Description of the task |
When the line with "Read all visible content and emit it as JSON." comes up, set it down and every later line to the end of the data, exactly and without pictures.

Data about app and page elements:
- - - -
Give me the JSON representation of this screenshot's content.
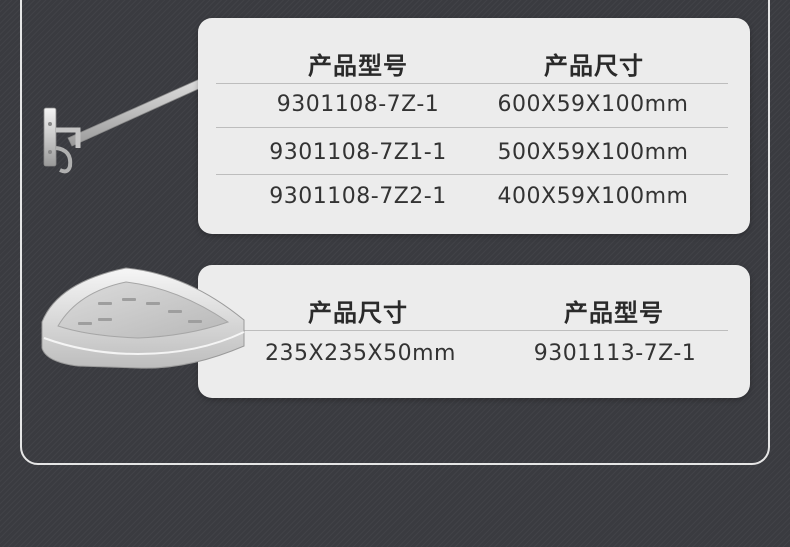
{
  "table1": {
    "headers": [
      "产品型号",
      "产品尺寸"
    ],
    "rows": [
      [
        "9301108-7Z-1",
        "600X59X100mm"
      ],
      [
        "9301108-7Z1-1",
        "500X59X100mm"
      ],
      [
        "9301108-7Z2-1",
        "400X59X100mm"
      ]
    ]
  },
  "table2": {
    "headers": [
      "产品尺寸",
      "产品型号"
    ],
    "rows": [
      [
        "235X235X50mm",
        "9301113-7Z-1"
      ]
    ]
  },
  "images": {
    "rack_icon": "towel-rack-image",
    "shelf_icon": "corner-shelf-image"
  }
}
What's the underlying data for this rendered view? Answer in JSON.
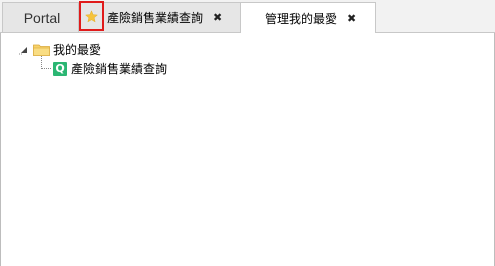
{
  "tabs": [
    {
      "label": "Portal"
    },
    {
      "label": "產險銷售業績查詢",
      "closable": true
    },
    {
      "label": "管理我的最愛",
      "closable": true,
      "active": true
    }
  ],
  "close_glyph": "✖",
  "favorite_star": {
    "icon": "star-icon",
    "color": "#f6c33b",
    "highlight_color": "#e01b1b"
  },
  "tree": {
    "root": {
      "label": "我的最愛",
      "icon": "folder-icon",
      "expanded": true
    },
    "children": [
      {
        "label": "產險銷售業績查詢",
        "icon_text": "Q",
        "icon_color": "#2bb673"
      }
    ]
  }
}
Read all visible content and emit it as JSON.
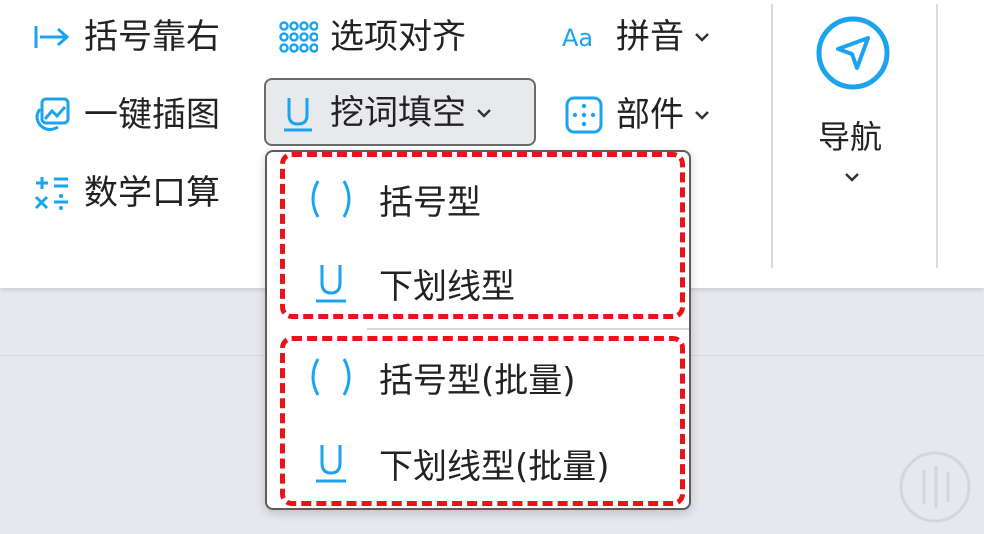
{
  "ribbon": {
    "col1": [
      "括号靠右",
      "一键插图",
      "数学口算"
    ],
    "col2": [
      "选项对齐",
      "挖词填空"
    ],
    "col3": [
      "拼音",
      "部件"
    ],
    "nav_label": "导航"
  },
  "dropdown": {
    "items": [
      "括号型",
      "下划线型",
      "括号型(批量)",
      "下划线型(批量)"
    ]
  },
  "colors": {
    "accent": "#1aa4f0",
    "highlight": "#e8141b"
  }
}
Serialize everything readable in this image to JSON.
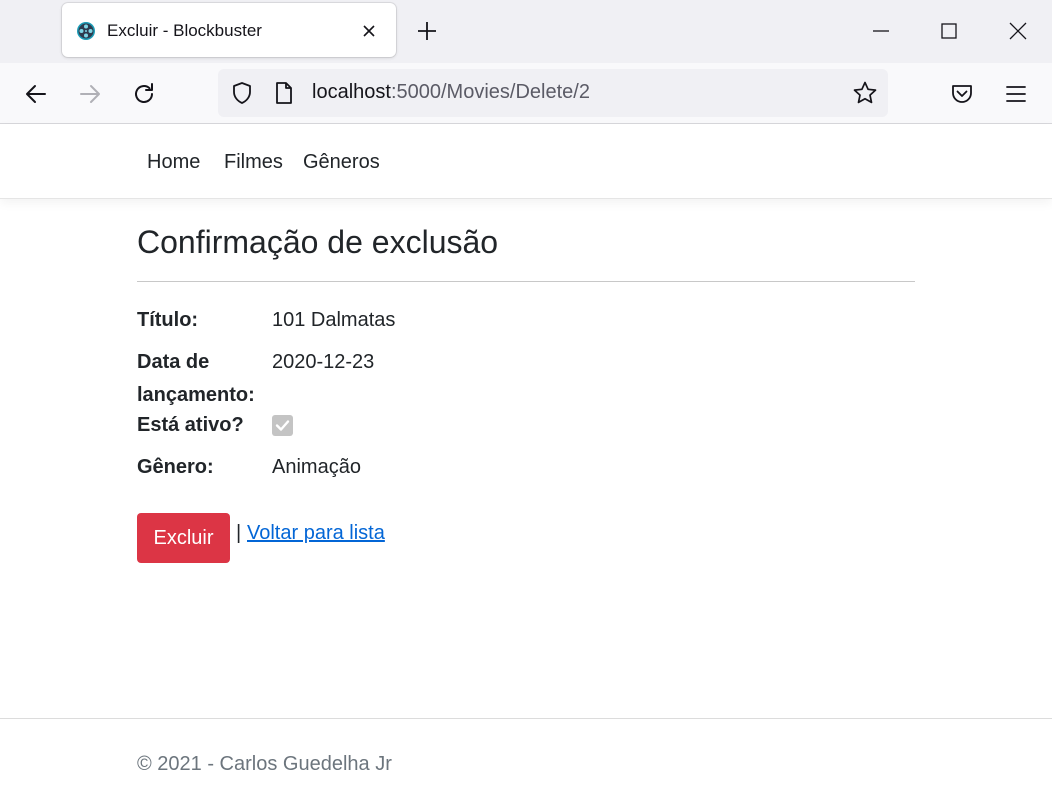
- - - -
Answer for the task |
Read all visible content and emit it as JSON.
{
  "ribbon": {
    "col1": [
      "括号靠右",
      "一键插图",
      "数学口算"
    ],
    "col2": [
      "选项对齐",
      "挖词填空"
    ],
    "col3": [
      "拼音",
      "部件"
    ],
    "nav_label": "导航"
  },
  "dropdown": {
    "items": [
      "括号型",
      "下划线型",
      "括号型(批量)",
      "下划线型(批量)"
    ]
  },
  "colors": {
    "accent": "#1aa4f0",
    "highlight": "#e8141b"
  }
}
Serialize everything readable in this image to JSON.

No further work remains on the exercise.